Lagarde isn’t he only central banker engaged with these issues. In 2015, then-Bank of England Governor Mark Carney told an audience of bankers in London that “the challenges currently posed by climate change pale in significance compared with what might come.” He argued that while setting climate policies falls to governments, central banks and other financial sector regulators are not entirely off the hook. “Financial policymakers do, however, have a clear interest in ensuring the financial system is resilient to any transition hastened by those decisions, and that it can finance the transition efficiently.” Two years later, a group of eight central banks and financial regulatory agencies started the Network for Greening the Financial System. Its membership has since grown to 69.
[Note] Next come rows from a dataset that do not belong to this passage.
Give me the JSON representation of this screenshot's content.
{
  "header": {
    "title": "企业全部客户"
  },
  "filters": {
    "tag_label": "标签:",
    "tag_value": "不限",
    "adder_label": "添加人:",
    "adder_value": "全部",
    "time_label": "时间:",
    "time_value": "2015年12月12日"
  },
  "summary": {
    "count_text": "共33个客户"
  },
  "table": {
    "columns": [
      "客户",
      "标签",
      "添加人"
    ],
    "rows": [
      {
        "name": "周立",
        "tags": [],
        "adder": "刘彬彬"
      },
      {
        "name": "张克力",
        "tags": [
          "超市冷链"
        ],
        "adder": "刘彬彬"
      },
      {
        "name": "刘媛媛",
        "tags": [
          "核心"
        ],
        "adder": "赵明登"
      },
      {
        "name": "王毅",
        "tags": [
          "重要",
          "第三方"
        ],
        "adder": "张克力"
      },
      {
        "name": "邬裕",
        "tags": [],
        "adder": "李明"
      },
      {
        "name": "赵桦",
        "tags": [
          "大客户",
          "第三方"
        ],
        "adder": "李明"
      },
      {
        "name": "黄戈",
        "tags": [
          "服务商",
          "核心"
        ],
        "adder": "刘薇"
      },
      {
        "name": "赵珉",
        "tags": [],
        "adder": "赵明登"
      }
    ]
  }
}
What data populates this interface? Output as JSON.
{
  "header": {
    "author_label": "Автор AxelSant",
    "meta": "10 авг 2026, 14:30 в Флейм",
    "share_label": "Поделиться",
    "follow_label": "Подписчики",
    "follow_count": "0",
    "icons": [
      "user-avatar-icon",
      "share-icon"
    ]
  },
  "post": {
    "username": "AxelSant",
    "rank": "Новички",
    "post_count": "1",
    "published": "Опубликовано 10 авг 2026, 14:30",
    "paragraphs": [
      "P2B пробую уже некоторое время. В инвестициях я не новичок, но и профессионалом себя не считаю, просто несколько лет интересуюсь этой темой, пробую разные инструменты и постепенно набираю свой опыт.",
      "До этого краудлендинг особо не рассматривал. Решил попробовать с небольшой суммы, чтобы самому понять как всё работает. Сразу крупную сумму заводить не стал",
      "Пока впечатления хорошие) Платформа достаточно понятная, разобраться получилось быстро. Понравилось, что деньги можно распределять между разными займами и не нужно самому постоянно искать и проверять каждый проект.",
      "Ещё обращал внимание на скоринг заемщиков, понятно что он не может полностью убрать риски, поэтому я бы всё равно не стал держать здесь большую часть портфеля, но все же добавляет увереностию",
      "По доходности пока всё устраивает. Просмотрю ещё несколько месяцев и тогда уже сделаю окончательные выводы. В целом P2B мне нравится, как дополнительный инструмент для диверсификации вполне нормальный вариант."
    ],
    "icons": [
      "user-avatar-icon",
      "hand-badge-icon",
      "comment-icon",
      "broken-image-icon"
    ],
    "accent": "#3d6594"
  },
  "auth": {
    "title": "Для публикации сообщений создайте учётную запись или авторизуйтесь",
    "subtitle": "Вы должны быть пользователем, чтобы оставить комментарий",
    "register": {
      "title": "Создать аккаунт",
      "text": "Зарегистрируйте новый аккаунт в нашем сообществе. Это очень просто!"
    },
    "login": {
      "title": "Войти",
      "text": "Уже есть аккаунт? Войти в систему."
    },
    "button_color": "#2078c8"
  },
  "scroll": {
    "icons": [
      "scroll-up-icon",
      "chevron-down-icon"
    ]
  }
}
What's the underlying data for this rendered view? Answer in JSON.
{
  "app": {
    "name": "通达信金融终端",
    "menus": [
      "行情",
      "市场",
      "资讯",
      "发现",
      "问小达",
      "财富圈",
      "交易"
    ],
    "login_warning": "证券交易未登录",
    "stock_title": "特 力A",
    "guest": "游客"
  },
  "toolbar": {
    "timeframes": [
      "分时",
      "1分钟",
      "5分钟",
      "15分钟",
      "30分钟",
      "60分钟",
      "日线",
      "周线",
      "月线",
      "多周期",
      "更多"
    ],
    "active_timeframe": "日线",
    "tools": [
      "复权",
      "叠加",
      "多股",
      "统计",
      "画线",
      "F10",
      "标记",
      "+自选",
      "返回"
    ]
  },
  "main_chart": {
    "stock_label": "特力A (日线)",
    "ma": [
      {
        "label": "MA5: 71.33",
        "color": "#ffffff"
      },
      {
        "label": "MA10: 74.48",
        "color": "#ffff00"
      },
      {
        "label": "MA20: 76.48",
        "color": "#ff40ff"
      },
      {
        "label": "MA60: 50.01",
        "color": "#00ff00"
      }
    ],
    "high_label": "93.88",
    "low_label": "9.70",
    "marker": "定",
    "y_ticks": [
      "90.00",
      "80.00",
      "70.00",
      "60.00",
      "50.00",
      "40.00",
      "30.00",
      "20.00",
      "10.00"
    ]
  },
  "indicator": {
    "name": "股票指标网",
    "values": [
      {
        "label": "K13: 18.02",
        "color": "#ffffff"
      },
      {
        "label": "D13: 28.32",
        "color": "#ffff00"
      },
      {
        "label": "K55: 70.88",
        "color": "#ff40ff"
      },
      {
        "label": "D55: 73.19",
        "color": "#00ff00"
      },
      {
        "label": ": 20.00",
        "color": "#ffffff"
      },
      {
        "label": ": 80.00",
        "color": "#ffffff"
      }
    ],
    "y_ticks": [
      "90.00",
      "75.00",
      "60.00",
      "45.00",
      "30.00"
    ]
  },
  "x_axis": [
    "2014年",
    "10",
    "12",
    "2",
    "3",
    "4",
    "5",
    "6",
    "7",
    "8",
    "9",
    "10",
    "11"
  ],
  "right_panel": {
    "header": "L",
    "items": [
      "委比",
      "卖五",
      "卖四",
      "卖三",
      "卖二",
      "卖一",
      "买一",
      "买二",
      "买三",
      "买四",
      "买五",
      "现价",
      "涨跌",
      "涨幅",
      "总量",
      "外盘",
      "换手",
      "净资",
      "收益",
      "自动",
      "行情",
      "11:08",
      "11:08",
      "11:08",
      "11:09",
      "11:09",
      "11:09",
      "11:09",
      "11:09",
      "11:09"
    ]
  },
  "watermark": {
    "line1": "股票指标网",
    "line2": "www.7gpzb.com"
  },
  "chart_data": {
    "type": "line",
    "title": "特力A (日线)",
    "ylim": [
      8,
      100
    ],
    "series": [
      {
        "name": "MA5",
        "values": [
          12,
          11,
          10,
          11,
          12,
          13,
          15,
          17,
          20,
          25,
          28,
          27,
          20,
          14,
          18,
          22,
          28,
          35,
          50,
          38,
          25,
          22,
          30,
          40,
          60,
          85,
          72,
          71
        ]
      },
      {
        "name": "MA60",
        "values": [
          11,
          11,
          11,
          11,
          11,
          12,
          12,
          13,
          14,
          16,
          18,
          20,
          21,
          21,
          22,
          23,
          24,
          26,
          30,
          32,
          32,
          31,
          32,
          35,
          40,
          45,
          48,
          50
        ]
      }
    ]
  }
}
Some of Lagarde’s strongest support comes from Brussels, where European Commission President Ursula von der Leyen is shepherding the rollout of a Green Deal that envisages zeroing out Europe’s net carbon emissions by the middle of this century. Seeing governments push ahead with climate-friendly initiatives helps the ECB justify its own actions—supporting the region’s general economic policies is part of the central bank’s job.
James Nixon, whose work at Oxford Economics includes modeling the costs of climate change, believes that aligning monetary as well as fiscal policy on climate has the potential to slow global warming. “Fighting climate change will bring about the biggest industrial revolution the economy has ever seen,” he says. “It’s an enormous challenge, and central banks have a huge role to play.”